Her first contact with the Missoni brand came through an industrial designer she used to date, who was really into Italian design and took her shopping. “The first pieces I bought were a knitted swimsuit, a long knitted zigzag dress, and long high-waisted zigzag pants. I see myself reflected in the Missoni style, their love of colours, lightness, patterns and knitwear. Elegance as style. Family as value. Creativity as work. Quality as aim. The luxury to “work in a place ideal for spending the week-end” and “spend the week-end in the city”. These are all things I understand and appreciate.

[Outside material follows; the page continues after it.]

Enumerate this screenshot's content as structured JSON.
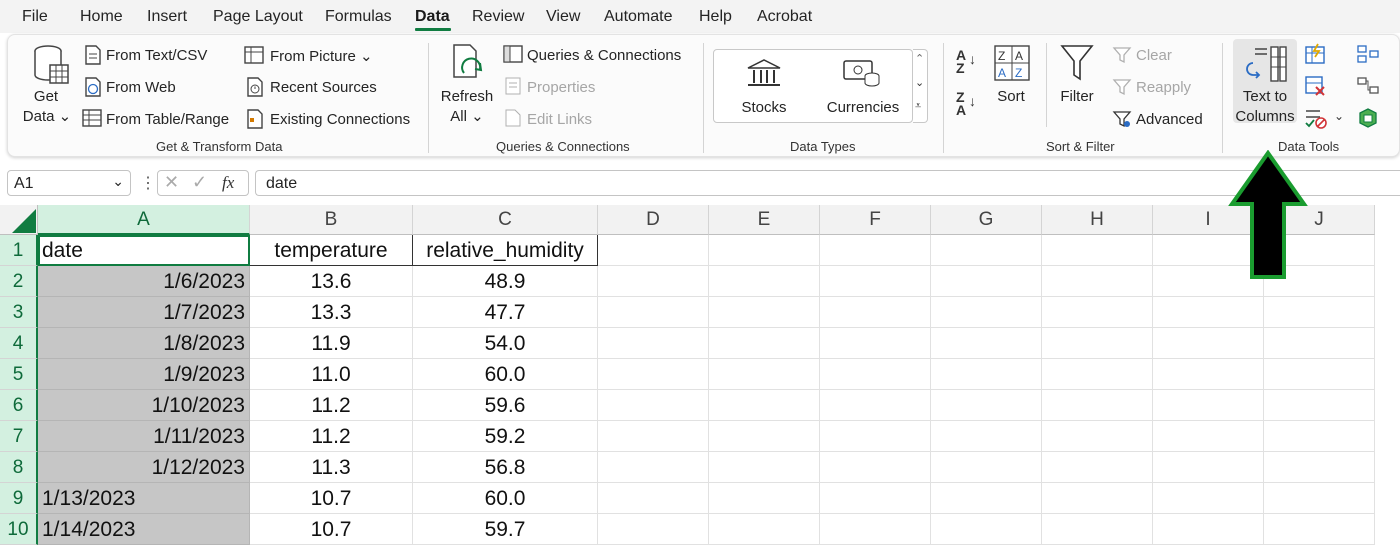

As for her favourite Missoni pieces, she has a small regret: “I’m still in love with the vintage zig zag design pieces: I made the mistake to sell my vintage clothes last year and that is what I’d like to own again. For the Winter I’d take the long V-neck strap dress with cowboy boots. From the summer season I’ll pick two looks made out of the pink, orange, aubergine and black stripes fabric. But I’ll start with one of the Mare Inverno colourful striped dresses, because I’d like to visit my grandmother and great aunts in Martinique this winter. Aunt Ginette just turned 99 years old and she is so much fun to be with.”
Photographer: Pascal Lopérena
Styling: Lydia Lobe
Assistant styling: Farah Bendjeddou
Make up: Dalila Daikha
Hair: Alimatou Coulibaly
Accessories: Philippe Ferrandis, Sobral, Marc Le Bihan, Dominique Denaive.